# TASK OBJECTIVE
The records below must be copied in full, exactly as they read.
- Opening Delimiter -
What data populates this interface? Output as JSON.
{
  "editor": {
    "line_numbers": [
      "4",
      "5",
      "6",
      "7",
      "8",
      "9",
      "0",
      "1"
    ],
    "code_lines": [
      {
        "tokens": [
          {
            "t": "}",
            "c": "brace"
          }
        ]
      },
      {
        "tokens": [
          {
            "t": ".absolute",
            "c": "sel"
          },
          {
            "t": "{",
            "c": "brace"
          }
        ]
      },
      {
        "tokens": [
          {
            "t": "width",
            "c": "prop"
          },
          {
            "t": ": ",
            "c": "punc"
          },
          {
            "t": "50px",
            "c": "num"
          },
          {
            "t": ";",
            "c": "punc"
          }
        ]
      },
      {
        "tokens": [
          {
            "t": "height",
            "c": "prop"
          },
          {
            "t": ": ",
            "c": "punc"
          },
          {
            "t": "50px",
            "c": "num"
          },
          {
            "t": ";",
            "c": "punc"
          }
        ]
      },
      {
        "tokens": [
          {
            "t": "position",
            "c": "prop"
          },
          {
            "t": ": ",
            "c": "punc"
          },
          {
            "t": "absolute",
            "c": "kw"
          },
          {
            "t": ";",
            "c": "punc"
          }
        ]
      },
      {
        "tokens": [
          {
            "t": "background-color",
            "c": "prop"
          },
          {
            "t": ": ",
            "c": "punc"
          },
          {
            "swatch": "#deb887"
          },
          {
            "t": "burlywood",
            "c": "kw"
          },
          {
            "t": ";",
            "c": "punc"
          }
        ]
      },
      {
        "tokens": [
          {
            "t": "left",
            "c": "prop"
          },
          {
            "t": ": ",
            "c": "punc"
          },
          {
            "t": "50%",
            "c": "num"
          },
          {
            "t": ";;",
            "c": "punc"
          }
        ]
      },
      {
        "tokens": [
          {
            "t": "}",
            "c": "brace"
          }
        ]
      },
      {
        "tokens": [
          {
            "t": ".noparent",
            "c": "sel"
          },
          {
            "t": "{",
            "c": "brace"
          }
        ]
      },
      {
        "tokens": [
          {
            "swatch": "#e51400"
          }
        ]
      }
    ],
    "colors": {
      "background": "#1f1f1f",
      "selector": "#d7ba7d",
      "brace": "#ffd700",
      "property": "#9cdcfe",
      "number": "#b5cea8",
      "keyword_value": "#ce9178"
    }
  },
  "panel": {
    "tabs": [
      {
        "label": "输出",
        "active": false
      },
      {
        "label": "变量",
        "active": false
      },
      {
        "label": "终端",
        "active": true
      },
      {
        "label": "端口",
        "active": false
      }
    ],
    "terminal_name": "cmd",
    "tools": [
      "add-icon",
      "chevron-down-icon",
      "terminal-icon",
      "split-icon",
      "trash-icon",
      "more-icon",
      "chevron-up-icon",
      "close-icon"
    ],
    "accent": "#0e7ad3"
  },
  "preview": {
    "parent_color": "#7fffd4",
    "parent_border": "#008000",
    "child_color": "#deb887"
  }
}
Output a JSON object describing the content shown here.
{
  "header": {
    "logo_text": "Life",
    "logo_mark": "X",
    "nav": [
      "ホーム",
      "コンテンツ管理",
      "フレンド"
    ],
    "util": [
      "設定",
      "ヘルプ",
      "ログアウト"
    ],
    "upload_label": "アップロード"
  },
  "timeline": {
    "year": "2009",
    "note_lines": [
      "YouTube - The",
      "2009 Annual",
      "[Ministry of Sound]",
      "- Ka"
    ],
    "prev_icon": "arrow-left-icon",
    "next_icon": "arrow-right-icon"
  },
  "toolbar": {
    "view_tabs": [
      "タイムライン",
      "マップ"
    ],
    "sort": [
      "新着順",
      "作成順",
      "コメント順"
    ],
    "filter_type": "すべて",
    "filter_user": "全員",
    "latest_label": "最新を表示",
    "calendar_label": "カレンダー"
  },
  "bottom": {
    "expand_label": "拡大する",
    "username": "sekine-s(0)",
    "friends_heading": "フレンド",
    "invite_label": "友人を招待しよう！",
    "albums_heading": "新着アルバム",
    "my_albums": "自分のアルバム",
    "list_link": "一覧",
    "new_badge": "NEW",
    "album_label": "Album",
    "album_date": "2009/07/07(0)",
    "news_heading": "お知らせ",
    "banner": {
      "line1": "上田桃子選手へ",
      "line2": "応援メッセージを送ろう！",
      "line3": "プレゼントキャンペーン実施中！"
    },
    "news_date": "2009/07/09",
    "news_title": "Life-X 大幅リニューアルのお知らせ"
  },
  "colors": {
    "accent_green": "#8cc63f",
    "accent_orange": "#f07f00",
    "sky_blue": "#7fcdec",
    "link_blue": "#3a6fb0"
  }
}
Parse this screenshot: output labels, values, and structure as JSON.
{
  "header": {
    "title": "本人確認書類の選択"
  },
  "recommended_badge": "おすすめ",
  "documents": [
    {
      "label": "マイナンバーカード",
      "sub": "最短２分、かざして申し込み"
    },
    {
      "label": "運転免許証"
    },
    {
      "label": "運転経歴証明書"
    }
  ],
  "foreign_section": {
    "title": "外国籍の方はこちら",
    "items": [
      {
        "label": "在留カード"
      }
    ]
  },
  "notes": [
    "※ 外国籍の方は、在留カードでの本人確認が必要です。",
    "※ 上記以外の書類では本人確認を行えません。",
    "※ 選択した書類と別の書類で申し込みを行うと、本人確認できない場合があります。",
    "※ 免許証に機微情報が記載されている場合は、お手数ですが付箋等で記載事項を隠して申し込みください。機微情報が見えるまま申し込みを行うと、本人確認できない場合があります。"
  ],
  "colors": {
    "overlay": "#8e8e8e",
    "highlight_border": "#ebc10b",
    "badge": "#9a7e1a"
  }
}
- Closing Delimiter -
# RESPONSE FOR THIS EXERCISE
What data populates this interface? Output as JSON.
{
  "editor": {
    "line_numbers": [
      "4",
      "5",
      "6",
      "7",
      "8",
      "9",
      "0",
      "1"
    ],
    "code_lines": [
      {
        "tokens": [
          {
            "t": "}",
            "c": "brace"
          }
        ]
      },
      {
        "tokens": [
          {
            "t": ".absolute",
            "c": "sel"
          },
          {
            "t": "{",
            "c": "brace"
          }
        ]
      },
      {
        "tokens": [
          {
            "t": "width",
            "c": "prop"
          },
          {
            "t": ": ",
            "c": "punc"
          },
          {
            "t": "50px",
            "c": "num"
          },
          {
            "t": ";",
            "c": "punc"
          }
        ]
      },
      {
        "tokens": [
          {
            "t": "height",
            "c": "prop"
          },
          {
            "t": ": ",
            "c": "punc"
          },
          {
            "t": "50px",
            "c": "num"
          },
          {
            "t": ";",
            "c": "punc"
          }
        ]
      },
      {
        "tokens": [
          {
            "t": "position",
            "c": "prop"
          },
          {
            "t": ": ",
            "c": "punc"
          },
          {
            "t": "absolute",
            "c": "kw"
          },
          {
            "t": ";",
            "c": "punc"
          }
        ]
      },
      {
        "tokens": [
          {
            "t": "background-color",
            "c": "prop"
          },
          {
            "t": ": ",
            "c": "punc"
          },
          {
            "swatch": "#deb887"
          },
          {
            "t": "burlywood",
            "c": "kw"
          },
          {
            "t": ";",
            "c": "punc"
          }
        ]
      },
      {
        "tokens": [
          {
            "t": "left",
            "c": "prop"
          },
          {
            "t": ": ",
            "c": "punc"
          },
          {
            "t": "50%",
            "c": "num"
          },
          {
            "t": ";;",
            "c": "punc"
          }
        ]
      },
      {
        "tokens": [
          {
            "t": "}",
            "c": "brace"
          }
        ]
      },
      {
        "tokens": [
          {
            "t": ".noparent",
            "c": "sel"
          },
          {
            "t": "{",
            "c": "brace"
          }
        ]
      },
      {
        "tokens": [
          {
            "swatch": "#e51400"
          }
        ]
      }
    ],
    "colors": {
      "background": "#1f1f1f",
      "selector": "#d7ba7d",
      "brace": "#ffd700",
      "property": "#9cdcfe",
      "number": "#b5cea8",
      "keyword_value": "#ce9178"
    }
  },
  "panel": {
    "tabs": [
      {
        "label": "输出",
        "active": false
      },
      {
        "label": "变量",
        "active": false
      },
      {
        "label": "终端",
        "active": true
      },
      {
        "label": "端口",
        "active": false
      }
    ],
    "terminal_name": "cmd",
    "tools": [
      "add-icon",
      "chevron-down-icon",
      "terminal-icon",
      "split-icon",
      "trash-icon",
      "more-icon",
      "chevron-up-icon",
      "close-icon"
    ],
    "accent": "#0e7ad3"
  },
  "preview": {
    "parent_color": "#7fffd4",
    "parent_border": "#008000",
    "child_color": "#deb887"
  }
}
Output a JSON object describing the content shown here.
{
  "header": {
    "logo_text": "Life",
    "logo_mark": "X",
    "nav": [
      "ホーム",
      "コンテンツ管理",
      "フレンド"
    ],
    "util": [
      "設定",
      "ヘルプ",
      "ログアウト"
    ],
    "upload_label": "アップロード"
  },
  "timeline": {
    "year": "2009",
    "note_lines": [
      "YouTube - The",
      "2009 Annual",
      "[Ministry of Sound]",
      "- Ka"
    ],
    "prev_icon": "arrow-left-icon",
    "next_icon": "arrow-right-icon"
  },
  "toolbar": {
    "view_tabs": [
      "タイムライン",
      "マップ"
    ],
    "sort": [
      "新着順",
      "作成順",
      "コメント順"
    ],
    "filter_type": "すべて",
    "filter_user": "全員",
    "latest_label": "最新を表示",
    "calendar_label": "カレンダー"
  },
  "bottom": {
    "expand_label": "拡大する",
    "username": "sekine-s(0)",
    "friends_heading": "フレンド",
    "invite_label": "友人を招待しよう！",
    "albums_heading": "新着アルバム",
    "my_albums": "自分のアルバム",
    "list_link": "一覧",
    "new_badge": "NEW",
    "album_label": "Album",
    "album_date": "2009/07/07(0)",
    "news_heading": "お知らせ",
    "banner": {
      "line1": "上田桃子選手へ",
      "line2": "応援メッセージを送ろう！",
      "line3": "プレゼントキャンペーン実施中！"
    },
    "news_date": "2009/07/09",
    "news_title": "Life-X 大幅リニューアルのお知らせ"
  },
  "colors": {
    "accent_green": "#8cc63f",
    "accent_orange": "#f07f00",
    "sky_blue": "#7fcdec",
    "link_blue": "#3a6fb0"
  }
}
Parse this screenshot: output labels, values, and structure as JSON.
{
  "header": {
    "title": "本人確認書類の選択"
  },
  "recommended_badge": "おすすめ",
  "documents": [
    {
      "label": "マイナンバーカード",
      "sub": "最短２分、かざして申し込み"
    },
    {
      "label": "運転免許証"
    },
    {
      "label": "運転経歴証明書"
    }
  ],
  "foreign_section": {
    "title": "外国籍の方はこちら",
    "items": [
      {
        "label": "在留カード"
      }
    ]
  },
  "notes": [
    "※ 外国籍の方は、在留カードでの本人確認が必要です。",
    "※ 上記以外の書類では本人確認を行えません。",
    "※ 選択した書類と別の書類で申し込みを行うと、本人確認できない場合があります。",
    "※ 免許証に機微情報が記載されている場合は、お手数ですが付箋等で記載事項を隠して申し込みください。機微情報が見えるまま申し込みを行うと、本人確認できない場合があります。"
  ],
  "colors": {
    "overlay": "#8e8e8e",
    "highlight_border": "#ebc10b",
    "badge": "#9a7e1a"
  }
}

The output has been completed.